Caroline: We have discussed this within HomeLink and there is broad agreement that we’re very happy to offer a discount to former HomeExchange members in recognition that some feel compelled to join another organization before their current membership has expired. To take advantage of the discount anyone can contact their local organizer via the Contact Us button on our website at www.homelink.org to find out more.
Plans for the future
ST: Is HomeLink still adding new countries?
Caroline: My count shows we have an organizer representing 22 countries. We haven’t added any new countries recently, but our new website set up makes this much easier, so I think it’s quite possible in future. If a member wants to join in a country where there is no organizer then the website directs them to join via a country based on nationality, language or culture. So for example, most ex-pats join in their mother country and others join in a country which speaks their language.
ST: I believe there was a major website overhaul sometime in 2017. Were a lot of things changed then?
Caroline: It was more recent than that. In October 2018 we launched our completely revamped website, which was nearly a year in the making. This was primarily to make it mobile-friendly. However as every page was redesigned, we took the opportunity to improve the usability based on member feedback.
As we’re all very aware at the moment, launching a new site can be a fraught process but we were delighted with how smoothly the roll-out went. We’ve had very good feedback from members. One long term member I spoke to on Saturday described it as “very intuitive,” which I hope means we’ve done a good job!
ST: Does HomeLink have any plans for new features or other growth plans?
Caroline: We do have some plans but these are at the early stages so I can’t say anything about them. The website is constantly evolving and we have a number of mini-projects underway which we’ve developed with input from our members.

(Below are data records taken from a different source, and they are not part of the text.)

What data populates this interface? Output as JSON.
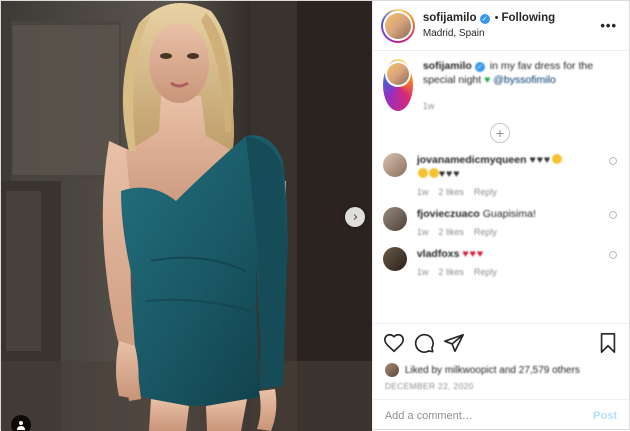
{
  "header": {
    "username": "sofijamilo",
    "separator": "•",
    "follow_status": "Following",
    "location": "Madrid, Spain",
    "more_icon": "more-options-icon"
  },
  "caption": {
    "username": "sofijamilo",
    "text": "in my fav dress for the special night",
    "mention": "@byssofimilo",
    "time": "1w"
  },
  "load_more_icon": "plus-circle-icon",
  "comments": [
    {
      "username": "jovanamedicmyqueen",
      "text_hearts": "♥♥♥",
      "line2_hearts": "♥♥♥",
      "time": "1w",
      "likes": "2 likes",
      "reply": "Reply"
    },
    {
      "username": "fjovieczuaco",
      "text": "Guapisima!",
      "time": "1w",
      "likes": "2 likes",
      "reply": "Reply"
    },
    {
      "username": "vladfoxs",
      "text_hearts": "♥♥♥",
      "time": "1w",
      "likes": "2 likes",
      "reply": "Reply"
    }
  ],
  "actions": {
    "like_icon": "heart-icon",
    "comment_icon": "comment-icon",
    "share_icon": "share-icon",
    "save_icon": "bookmark-icon"
  },
  "likes": {
    "text": "Liked by milkwoopict and 27,579 others"
  },
  "date": "DECEMBER 22, 2020",
  "add_comment": {
    "placeholder": "Add a comment…",
    "post_label": "Post"
  },
  "colors": {
    "accent_blue": "#3897f0",
    "dress_teal": "#1c5a66",
    "post_disabled": "#b2dffc"
  }
}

Because there are 20 of us, we do things by agreement. Perhaps we’re a little bit more conservative. But I think the local organizer network gives us a huge advantage in terms of member support. I look after about 10% of the membership and when you’re looking after that number you can genuinely give them personal service. There is a real sense of connection, and I think that’s why we do have a very loyal membership.
I’ve been doing it for 15 years and I’ve got 4 children and they do lots of activities so I’m always meeting and talking to people. In 15 years only two people that I know have actually joined. 80% of the people I’ve talked to say that’s a great idea, but 2 people in 15 years joined. That for me explains why its such a challenge to commercialize home exchange. Not enough people will take the plunge and try it. And that’s why I think the local organizers work well. You can support your members and expand through word of mouth.
ST: Where do you hope to see HomeLink in 5 years?
Caroline: I think we’re in a good place to expand. I hope we will just slowly grow. I think we will stay true to the traditional home exchange. We’ve had discussions about points but there is a genuine nervousness about the whole commercialization of the relationship and what that does to the members. I don’t think we have any immediate plans to talk points, but I think we’re in a good position to grow slowly and steadily.
I think we’re quite different with our organizers, it’s an unusual structure that has advantages and disadvantages. From a member point of view, to be able to pick up the phone to someone in your country and talk in your language. It’s the opposite of big corporate. I think that’s why I like doing it. It’s just a really nice business to run.
Inga: In 2023 HomeLink will celebrate its 70th anniversary. I hope, in 5 years, HomeLink still proves that it deserves an undeniable place in the world of home exchange. I think we will, as I see us slowly growing again after years of increased competition by more commercial web-orgs. As the pioneer, we have put this sustainable, alternative but also luxury way of holidaying on the map. By sticking to our original principles, we not only place (mutual) reliability in the hands of our members, but we also allocate ourselves as an organization.